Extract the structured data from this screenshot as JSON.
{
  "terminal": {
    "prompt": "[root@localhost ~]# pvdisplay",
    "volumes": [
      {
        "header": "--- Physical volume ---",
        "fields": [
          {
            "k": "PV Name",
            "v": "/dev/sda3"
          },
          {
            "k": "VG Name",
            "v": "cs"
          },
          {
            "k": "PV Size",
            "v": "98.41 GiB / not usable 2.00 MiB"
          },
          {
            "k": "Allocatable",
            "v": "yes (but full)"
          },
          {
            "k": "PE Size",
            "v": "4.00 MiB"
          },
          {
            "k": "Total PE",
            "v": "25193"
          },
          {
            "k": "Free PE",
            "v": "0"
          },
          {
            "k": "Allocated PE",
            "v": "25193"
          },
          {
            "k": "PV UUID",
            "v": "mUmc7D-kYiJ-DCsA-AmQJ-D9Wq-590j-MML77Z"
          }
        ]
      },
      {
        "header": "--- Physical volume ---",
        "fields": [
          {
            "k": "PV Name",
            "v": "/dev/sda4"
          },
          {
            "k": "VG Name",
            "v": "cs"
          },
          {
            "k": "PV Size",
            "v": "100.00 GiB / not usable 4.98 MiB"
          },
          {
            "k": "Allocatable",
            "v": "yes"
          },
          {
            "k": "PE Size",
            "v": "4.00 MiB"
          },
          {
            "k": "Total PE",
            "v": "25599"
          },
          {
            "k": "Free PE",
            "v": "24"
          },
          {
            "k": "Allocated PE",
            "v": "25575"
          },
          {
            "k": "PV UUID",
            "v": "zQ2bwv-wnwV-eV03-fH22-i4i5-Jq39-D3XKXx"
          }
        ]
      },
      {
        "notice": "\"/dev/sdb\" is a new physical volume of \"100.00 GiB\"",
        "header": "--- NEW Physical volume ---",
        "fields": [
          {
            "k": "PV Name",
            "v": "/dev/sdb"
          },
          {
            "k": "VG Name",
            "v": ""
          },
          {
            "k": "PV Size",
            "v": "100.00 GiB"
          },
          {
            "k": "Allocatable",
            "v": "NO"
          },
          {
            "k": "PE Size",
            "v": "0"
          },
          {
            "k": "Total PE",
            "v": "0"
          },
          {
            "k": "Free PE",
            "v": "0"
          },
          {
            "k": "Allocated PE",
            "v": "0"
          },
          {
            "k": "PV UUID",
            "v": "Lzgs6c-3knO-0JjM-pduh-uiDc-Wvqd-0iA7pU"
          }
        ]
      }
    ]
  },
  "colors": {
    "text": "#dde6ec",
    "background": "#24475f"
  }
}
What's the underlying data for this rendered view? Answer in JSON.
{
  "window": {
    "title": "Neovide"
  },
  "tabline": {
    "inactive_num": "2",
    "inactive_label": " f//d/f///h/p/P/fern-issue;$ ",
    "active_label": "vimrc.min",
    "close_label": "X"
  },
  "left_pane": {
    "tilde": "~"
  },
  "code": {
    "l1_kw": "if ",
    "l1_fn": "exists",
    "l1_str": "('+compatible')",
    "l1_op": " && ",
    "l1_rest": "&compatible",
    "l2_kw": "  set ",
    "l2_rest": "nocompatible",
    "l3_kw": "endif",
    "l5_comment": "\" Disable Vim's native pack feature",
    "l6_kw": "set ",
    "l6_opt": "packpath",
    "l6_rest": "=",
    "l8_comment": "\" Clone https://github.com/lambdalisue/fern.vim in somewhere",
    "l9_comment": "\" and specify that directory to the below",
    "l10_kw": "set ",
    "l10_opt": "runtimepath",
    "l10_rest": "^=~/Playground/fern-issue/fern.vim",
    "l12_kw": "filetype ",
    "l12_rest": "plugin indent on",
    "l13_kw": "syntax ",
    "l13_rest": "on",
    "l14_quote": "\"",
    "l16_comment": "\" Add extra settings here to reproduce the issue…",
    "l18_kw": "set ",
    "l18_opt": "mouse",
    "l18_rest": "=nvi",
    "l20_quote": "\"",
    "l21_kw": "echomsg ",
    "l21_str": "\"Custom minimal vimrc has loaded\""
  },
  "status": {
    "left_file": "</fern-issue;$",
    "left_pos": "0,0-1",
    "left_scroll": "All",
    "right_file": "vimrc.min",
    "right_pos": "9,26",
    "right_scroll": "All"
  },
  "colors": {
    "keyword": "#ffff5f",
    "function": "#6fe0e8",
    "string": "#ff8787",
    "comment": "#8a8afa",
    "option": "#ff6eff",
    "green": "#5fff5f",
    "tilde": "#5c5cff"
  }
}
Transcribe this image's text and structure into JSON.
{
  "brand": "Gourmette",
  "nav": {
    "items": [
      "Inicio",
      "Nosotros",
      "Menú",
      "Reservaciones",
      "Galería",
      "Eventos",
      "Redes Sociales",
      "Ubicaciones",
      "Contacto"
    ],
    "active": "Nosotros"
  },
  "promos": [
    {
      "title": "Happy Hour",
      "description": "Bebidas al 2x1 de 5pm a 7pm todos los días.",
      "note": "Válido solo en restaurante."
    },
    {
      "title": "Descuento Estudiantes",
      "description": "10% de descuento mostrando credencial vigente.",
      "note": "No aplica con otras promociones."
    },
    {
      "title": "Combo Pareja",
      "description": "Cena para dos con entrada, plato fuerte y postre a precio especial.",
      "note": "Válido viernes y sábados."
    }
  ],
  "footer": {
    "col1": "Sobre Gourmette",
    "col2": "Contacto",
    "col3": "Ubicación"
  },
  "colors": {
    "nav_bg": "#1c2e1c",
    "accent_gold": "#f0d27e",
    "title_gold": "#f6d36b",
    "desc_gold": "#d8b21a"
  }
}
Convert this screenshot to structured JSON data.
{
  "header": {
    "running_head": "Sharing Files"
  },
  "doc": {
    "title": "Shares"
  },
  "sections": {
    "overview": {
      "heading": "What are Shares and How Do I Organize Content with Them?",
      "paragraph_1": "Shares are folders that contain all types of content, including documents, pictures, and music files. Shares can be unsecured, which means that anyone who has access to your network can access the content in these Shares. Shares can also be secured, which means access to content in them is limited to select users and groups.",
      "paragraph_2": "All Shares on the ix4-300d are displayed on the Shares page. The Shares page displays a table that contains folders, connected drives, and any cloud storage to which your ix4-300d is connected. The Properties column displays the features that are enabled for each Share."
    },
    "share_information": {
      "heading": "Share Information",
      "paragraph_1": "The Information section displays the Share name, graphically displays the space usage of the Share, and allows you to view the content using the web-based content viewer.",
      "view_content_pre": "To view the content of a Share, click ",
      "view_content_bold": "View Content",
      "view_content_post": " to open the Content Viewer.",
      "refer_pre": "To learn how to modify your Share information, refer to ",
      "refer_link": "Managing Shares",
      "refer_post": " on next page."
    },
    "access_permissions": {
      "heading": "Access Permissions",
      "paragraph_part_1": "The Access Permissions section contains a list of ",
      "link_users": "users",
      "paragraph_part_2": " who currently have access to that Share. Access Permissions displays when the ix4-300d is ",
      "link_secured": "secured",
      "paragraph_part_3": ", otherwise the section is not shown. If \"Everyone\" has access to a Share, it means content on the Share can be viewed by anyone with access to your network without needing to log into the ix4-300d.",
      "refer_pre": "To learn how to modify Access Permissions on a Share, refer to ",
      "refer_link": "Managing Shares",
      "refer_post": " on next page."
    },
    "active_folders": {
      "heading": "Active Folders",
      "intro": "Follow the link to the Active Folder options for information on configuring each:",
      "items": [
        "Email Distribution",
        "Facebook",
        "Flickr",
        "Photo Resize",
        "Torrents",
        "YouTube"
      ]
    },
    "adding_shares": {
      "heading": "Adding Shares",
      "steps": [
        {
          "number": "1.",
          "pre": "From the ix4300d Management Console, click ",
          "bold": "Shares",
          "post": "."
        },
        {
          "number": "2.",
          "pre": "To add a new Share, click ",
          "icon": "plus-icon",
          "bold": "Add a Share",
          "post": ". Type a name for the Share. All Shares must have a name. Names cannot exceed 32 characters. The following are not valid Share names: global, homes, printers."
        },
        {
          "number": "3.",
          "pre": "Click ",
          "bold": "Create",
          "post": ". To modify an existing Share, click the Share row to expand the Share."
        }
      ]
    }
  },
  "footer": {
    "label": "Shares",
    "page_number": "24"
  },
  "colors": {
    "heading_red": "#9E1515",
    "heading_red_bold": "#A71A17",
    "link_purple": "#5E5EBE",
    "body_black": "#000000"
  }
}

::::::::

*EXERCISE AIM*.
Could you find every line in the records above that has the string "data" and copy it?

*RESPONSE*.
Extract the structured data from this screenshot as JSON.
What's the underlying data for this rendered view? Answer in JSON.
Convert this screenshot to structured JSON data.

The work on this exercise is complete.